ARW: Morrigan shows up later in the book. She’s this crotchety old pot-smoking lady. She doesn’t want to get sucked into caring about anyone or anything, and I love her. She just arrived on my metaphorical doorstep one day, fully realized and entirely herself. I guess the things that I enjoyed the most were also the most unexpected. The story I sat down to write for NaNoWriMo 2009 bears little resemblance to the book that was published: the best parts of the book were the things I hadn’t planned.
LT: I love that. Are you enjoying promoting the book?
ARW: I am enjoying having a PR professional who knows what she’s doing, Isoke Salaam. The things that make me good as a writer aren’t that great when it comes to promoting my book, or myself. Any successful promotion work has been me following directions, not me creating a brilliant strategy and executing it. I owe my publicist a debt I’m not sure I’ll ever be able to repay.
LT: Any surprises in writing, promoting or publishing the book?
ARW: There are plenty of surprises in this process. I was surprised when this quirky little story (and its dreadful first draft) somehow earned the support of my best friend and editor, who has been a staunch advocate the whole way through. As mentioned above, I’ve been surprised by characters, by scenes, and at times, by the oddities my brain comes up with. There was so much about the publishing process I didn’t know when I started. Taking the independent/small publisher route puts so much more of the onus/control/responsibility in the hands of the writer. I wasn’t surprised by how much I didn’t know, because I was aware of how new I was to the back-end part of the publishing industry, but there was a lot of stuff I had to learn.
LT: Can you offer one parting piece of advice to our readers, particularly novelists?

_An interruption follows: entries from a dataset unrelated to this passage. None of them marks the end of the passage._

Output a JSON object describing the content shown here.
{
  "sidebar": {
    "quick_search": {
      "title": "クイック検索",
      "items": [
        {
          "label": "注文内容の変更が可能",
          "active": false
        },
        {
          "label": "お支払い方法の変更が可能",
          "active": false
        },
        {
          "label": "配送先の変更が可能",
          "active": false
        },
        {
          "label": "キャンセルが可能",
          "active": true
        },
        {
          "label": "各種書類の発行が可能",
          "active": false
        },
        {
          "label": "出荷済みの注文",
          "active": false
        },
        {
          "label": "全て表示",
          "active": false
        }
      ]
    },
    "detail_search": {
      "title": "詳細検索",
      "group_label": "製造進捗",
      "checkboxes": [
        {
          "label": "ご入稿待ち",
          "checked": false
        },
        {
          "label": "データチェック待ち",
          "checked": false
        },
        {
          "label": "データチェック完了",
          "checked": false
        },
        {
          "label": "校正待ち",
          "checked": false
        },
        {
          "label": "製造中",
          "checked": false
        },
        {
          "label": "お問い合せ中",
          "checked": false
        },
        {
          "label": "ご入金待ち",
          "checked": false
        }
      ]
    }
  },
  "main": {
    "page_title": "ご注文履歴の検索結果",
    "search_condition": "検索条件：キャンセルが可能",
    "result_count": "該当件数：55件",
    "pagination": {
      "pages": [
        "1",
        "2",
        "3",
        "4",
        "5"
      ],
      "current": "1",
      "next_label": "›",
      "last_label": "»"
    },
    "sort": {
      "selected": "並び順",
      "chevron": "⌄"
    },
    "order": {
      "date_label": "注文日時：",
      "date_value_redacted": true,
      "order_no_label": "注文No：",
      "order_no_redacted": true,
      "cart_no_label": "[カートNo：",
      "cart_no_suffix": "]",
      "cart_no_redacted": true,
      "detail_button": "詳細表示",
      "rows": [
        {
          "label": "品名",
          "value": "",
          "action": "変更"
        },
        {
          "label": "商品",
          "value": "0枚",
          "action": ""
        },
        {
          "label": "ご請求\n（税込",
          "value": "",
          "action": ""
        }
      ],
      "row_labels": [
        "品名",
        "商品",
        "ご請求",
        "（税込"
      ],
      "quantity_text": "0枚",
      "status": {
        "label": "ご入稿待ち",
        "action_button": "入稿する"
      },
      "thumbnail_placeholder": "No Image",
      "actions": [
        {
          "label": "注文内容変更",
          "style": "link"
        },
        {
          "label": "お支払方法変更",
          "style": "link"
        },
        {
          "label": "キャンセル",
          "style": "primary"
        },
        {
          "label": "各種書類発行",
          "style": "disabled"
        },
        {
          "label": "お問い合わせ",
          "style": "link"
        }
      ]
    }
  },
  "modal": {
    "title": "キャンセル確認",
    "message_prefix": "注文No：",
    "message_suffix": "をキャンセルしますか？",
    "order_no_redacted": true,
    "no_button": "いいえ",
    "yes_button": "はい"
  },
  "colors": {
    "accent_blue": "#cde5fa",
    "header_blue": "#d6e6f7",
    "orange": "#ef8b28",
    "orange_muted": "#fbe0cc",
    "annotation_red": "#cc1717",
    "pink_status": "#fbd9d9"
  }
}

ARW: For me, the most important thing for aspiring (or established) novelists is the motivation behind the writing. Write for love. Write because you want to give something to the world, not because you’re expecting to get something in return. If it is the accolades or the ego boost you’re after, there isn’t going to be much to feed you through the ups and downs of writing well. If you’re writing because you want to give something to your audience, it puts you in the right place for accepting and implementing edits and rewrites. It raises your standards and it levels your expectations. The audience owes you nothing. You’re asking them to give up their reading time to let you create a brand new world in their head. You’re asking them to trust you as a companion in their beds and baths, through their darkest days and on their vacations. When you write from a place of service, you understand that is a privilege you have to earn. Everything else that goes into writing well flows from the why behind your writing. Write for love. Write for service. Write because it is the thing you can give, and only you can give.
LT: That’s so beautifully put. And I think a common thing we have to remind ourselves when ego gets in the way.
ARW; My adopted grandfather shared the following Martha Graham quote with me in a letter of encouragement that I keep with me and re-read often. He prefaced it by reminding me that it wasn’t my job to judge how worthy the gift was, it was only mine to give it to the best of my ability.
There is a vitality, a life force, an energy, a quickening, that is translated through you into action, and because there is only one of you in all time, this expression is unique.
Write because you want to serve, and the way your expression emerges into the world is through words. Give that expression everything you’ve got, and give it with love. The rest will follow.